Auction.com welcomes broker participation at many of our online auctions. There are a number of sellers, however, who do not offer broker participation. Please see the property page for more information with regards to agent/broker participation.
When registering for an auction, you will be asked whether or not you are represented by an agent, at which time you will be prompted to enter the agent’s information. Your broker is also required to register as a broker at least 24 hours prior to the start of the auction.
It is your responsibility to review the transaction details for each specific property to determine the type of title you will be receiving. We urge each bidder to conduct their own due diligence, to include researching the property’s title report and possible liens.
A small number of states have redemption periods. Please review the title report and, if necessary, seek the assistance of a real estate agent, title company or attorney to see if the property of interest has a redemption period.
Until the seller's reserve price is met, Auction.com may counter bid on behalf of the seller. Counter bidding gives buyers and sellers more flexibility to find a mutually agreeable price. Counter bids do not occur after the seller’s reserve price is met.
The reserve price isn't published because it can be lowered. Depending on market conditions, the seller has the flexibility to adjust the reserve downward in order to sell the property at a price that works for everyone.
Some properties on our site allow buyers to present a pre-auction bid to the seller before general bidding is opened.
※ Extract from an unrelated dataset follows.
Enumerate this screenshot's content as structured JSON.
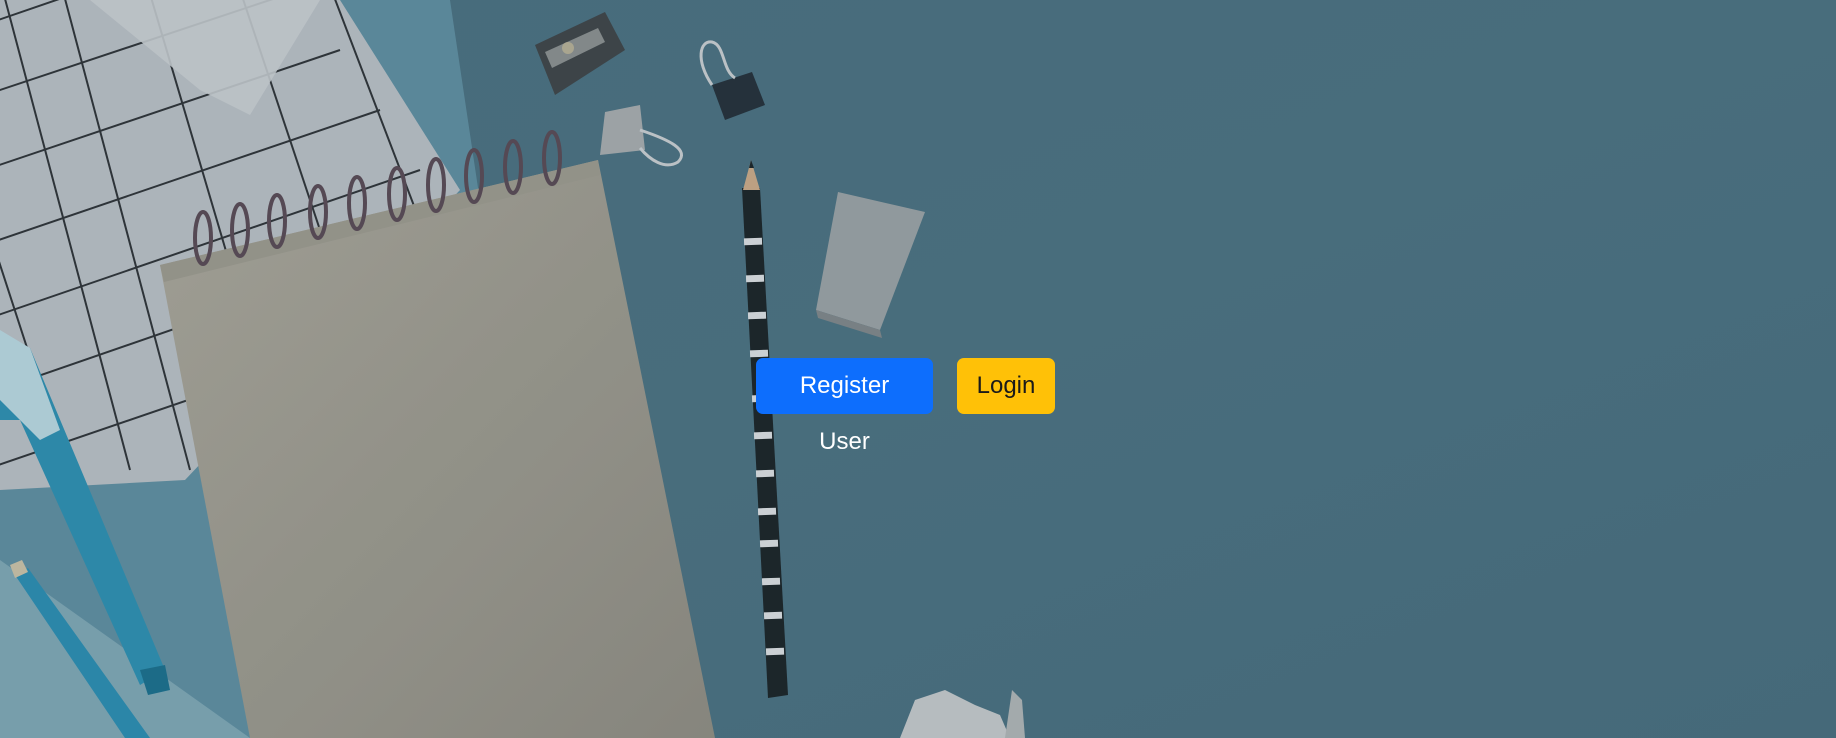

To place a pre-auction bid:
Locate a property you’d like to buy, then click on the “Pre-Auction Bid” button, if available.
Complete the bid form to submit a bid to the seller.
You will be asked to provide proof of funds for all cash transactions, present a pre-qualification letter for financeable transactions and provide any applicable entity documents verifying that you are an assigned signer of the contract (if purchasing under a company).
Please note that all properties are sold "As Is/Where Is" with no contingencies. All pre-auction bids are subject to seller confirmation and are not entered as an auction day bid. Failure to execute a pre-auction contract before general bidding opens will nullify the pre-auction bid.
Yes, but on most properties on our site, sales will not be contingent upon financing, escrow closing will not be contingent upon financing, nor will escrow closing be extended for that purpose. Winning bidders providing their own financing must present a written lending commitment from their lender at the time they are declared the winning bidder. Bidders must also allow sellers to confirm the bidder's credit status.